About this task => Scan the entries below, and for each line that includes the word "start", make a copy.

Task material =>
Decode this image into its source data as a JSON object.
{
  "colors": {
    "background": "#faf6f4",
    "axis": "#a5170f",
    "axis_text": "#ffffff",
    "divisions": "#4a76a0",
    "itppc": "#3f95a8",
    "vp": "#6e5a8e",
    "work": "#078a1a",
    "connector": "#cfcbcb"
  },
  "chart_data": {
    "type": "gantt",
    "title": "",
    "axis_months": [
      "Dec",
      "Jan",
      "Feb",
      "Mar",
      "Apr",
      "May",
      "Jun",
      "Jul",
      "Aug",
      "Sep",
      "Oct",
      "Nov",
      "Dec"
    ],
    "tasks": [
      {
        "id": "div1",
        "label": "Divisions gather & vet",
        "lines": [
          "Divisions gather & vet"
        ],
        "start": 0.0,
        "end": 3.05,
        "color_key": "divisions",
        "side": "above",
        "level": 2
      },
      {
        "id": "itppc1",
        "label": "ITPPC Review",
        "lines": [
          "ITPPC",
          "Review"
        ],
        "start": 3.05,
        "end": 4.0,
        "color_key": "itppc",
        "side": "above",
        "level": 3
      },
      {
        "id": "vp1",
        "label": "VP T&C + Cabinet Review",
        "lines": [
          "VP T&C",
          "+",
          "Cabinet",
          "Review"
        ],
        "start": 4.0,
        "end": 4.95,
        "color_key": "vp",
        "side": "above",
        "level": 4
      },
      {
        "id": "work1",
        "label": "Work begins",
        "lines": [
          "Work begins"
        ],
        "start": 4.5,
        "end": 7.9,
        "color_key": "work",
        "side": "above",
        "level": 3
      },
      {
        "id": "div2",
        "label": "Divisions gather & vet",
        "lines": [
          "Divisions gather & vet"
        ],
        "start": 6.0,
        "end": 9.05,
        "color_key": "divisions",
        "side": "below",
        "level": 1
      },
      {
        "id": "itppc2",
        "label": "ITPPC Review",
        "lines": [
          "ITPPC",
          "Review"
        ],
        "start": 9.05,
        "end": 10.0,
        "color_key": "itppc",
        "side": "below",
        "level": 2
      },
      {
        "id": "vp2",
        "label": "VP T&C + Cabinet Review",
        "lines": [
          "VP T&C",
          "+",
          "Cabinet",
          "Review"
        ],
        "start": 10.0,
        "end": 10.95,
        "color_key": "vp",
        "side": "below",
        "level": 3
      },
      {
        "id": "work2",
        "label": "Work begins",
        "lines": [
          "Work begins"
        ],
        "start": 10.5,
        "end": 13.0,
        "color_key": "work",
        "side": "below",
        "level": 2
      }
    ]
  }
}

Result for this task =>
        "start": 0.0,
        "start": 3.05,
        "start": 4.0,
        "start": 4.5,
        "start": 6.0,
        "start": 9.05,
        "start": 10.0,
        "start": 10.5,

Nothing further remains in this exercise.